  • Renovation work on the building isn’t usually needed

Most importantly, encapsulation limits the risk of the ACM being damaged (which is more likely during removal) and releasing dangerous fibres into the air.

Limitations of encapsulation

  • Long-term maintenance and monitoring requirements
  • Potential for encapsulation product degradation over time
  • Encapsulating damaged ACMs doesn’t remove the health risks

Benefits and process of asbestos removal

Asbestos removal is often the safer option, even if it’s the costlier one. In this section, we’ll discuss the benefits of asbestos removal and recap the process. We’ll also briefly go over the drawbacks of asbestos removal in some cases.

Benefits of asbestos removal

  • Complete elimination of the asbestos hazard
  • Compliance with regulations and safety standards
  • Peace of mind for building occupants

Process of asbestos removal

  • Hiring a licensed asbestos removal contractor
  • Containment, removal, and disposal of ACMs following legal guidelines and best practices

Note that asbestos removal isn’t a pain-free option.

It can be expensive, especially when you consider that renovation work may be required for the removal to take place. It also carries a higher risk of damaging the ACMs during removal because the materials will be worked with directly.

Plus, because it takes longer than encapsulation, the building or part of the building won’t be usable during the removal project.

Importance of having a professional consultation

Unless you’re experienced in dealing with ACMs, you may not know by looking if the material poses a threat or not.
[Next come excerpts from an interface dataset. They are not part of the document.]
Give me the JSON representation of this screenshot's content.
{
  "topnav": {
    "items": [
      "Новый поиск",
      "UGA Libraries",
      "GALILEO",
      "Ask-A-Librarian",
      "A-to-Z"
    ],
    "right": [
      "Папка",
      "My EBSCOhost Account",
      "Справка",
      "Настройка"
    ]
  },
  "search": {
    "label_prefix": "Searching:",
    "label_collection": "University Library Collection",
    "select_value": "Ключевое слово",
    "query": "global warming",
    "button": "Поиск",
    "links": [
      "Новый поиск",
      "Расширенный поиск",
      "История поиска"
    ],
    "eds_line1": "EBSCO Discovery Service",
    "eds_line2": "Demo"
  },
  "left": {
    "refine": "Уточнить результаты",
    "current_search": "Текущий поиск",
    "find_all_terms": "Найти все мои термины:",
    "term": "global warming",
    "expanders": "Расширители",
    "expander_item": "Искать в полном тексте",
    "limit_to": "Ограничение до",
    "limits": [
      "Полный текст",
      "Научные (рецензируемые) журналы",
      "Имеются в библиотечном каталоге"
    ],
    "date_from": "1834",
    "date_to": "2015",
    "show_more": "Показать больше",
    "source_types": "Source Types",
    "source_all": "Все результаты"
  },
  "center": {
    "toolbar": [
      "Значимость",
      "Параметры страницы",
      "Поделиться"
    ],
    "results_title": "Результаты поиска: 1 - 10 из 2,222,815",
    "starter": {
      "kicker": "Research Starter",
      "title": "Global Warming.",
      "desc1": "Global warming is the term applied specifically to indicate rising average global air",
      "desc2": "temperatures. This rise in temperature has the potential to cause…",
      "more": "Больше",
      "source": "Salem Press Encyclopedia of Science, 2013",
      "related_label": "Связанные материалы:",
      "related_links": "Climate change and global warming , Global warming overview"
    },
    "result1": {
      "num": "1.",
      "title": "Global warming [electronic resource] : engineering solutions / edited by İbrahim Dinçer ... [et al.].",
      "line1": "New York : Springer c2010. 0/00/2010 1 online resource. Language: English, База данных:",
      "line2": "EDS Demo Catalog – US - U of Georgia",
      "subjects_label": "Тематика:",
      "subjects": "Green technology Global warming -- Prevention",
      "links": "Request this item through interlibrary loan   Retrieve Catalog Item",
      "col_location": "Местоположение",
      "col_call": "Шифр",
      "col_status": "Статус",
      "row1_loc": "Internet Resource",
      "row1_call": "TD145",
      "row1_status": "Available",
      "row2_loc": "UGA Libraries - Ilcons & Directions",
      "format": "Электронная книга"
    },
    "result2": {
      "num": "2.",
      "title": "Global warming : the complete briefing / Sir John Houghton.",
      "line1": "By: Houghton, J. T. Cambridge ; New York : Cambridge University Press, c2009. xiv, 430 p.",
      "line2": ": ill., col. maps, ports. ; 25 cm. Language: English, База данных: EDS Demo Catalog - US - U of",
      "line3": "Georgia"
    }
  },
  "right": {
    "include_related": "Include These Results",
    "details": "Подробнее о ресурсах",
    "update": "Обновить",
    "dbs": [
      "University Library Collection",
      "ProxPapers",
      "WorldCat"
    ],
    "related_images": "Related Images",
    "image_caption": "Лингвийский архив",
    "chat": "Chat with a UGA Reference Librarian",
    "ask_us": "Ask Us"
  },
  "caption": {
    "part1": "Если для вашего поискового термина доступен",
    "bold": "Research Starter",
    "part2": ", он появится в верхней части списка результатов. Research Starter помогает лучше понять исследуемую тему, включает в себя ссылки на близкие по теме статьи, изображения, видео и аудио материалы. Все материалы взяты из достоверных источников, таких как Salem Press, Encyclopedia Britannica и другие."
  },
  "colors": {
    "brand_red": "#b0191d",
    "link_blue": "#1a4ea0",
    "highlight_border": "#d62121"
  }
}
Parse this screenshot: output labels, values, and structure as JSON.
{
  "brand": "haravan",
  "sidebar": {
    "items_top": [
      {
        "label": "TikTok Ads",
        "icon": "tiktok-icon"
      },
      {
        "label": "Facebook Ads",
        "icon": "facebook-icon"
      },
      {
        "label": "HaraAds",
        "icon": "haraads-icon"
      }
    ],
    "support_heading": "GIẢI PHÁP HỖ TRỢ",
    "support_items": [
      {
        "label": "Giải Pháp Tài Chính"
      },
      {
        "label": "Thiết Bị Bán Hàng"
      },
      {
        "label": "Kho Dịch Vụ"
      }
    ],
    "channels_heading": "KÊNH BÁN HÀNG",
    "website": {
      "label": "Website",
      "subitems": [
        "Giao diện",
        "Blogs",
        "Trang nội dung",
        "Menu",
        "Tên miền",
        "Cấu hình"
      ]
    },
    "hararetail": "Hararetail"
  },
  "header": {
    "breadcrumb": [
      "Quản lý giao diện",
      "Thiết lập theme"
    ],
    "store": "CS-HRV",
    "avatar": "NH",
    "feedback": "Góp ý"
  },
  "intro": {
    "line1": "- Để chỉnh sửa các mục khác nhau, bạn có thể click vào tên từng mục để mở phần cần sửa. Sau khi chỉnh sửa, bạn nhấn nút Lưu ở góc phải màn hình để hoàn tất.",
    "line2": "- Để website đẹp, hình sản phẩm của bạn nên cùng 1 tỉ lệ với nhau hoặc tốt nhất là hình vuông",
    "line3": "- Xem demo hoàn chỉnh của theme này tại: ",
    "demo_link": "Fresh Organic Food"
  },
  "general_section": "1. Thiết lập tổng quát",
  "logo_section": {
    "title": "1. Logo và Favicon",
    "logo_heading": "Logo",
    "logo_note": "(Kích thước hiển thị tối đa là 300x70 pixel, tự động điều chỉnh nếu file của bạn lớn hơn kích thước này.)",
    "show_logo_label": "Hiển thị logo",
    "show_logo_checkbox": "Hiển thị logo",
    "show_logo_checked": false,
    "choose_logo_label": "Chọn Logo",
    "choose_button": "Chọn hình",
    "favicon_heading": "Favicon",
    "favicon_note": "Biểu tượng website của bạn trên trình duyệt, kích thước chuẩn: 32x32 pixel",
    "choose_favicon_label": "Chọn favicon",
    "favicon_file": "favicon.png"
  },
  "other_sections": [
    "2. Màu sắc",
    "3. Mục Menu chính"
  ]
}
It’s always best to have a professional asbestos consultant assess the property. They can tell you which ACMs should be encapsulated versus the ones that must be removed for safety reasons.

Your asbestos surveyor will conduct a thorough asbestos assessment and risk evaluation. They will provide recommendations that are tailored to your specific building and situation. From there, it’s the duty holder’s responsibility to decide how to proceed.

Final thoughts about encapsulating versus removing asbestos

Asbestos encapsulation and removal are two options for dealing with ACMs in a building.

  • Encapsulation is when the ACM’s surface is sealed off so that fibres can’t escape. This may be done with paint, spray coatings, or other non-asbestos materials.
  • Removal is when the ACM is safely removed from the building and disposed of, and then the area is decontaminated so that it’s safe for occupancy.

Whichever option you think is best, it’s always wise to consult with an asbestos expert for proper guidance. Sometimes, what seems like an encapsulation project is actually a removal project if the ACM is more damaged than you realise. Other times, encapsulation is the safer decision if the ACM doesn’t pose an immediate threat.

Whether you decide that encapsulation or removal is necessary, your top priority should be the health and safety of the building’s occupants and workers.

Can I encapsulate asbestos instead of removing it? 1

Written by Callum McDonald

Callum McDonald is an expert in asbestos quality management, ensuring rigorous adherence to regulations and high-quality standards in removal projects. His focus on enhancing quality and client satisfaction makes him a crucial asset in safety and compliance within the field. Callum's expertise in technical support and oversight of licensed works underscores his commitment to excellence in asbestos management, providing invaluable guidance to clients in this specialised area.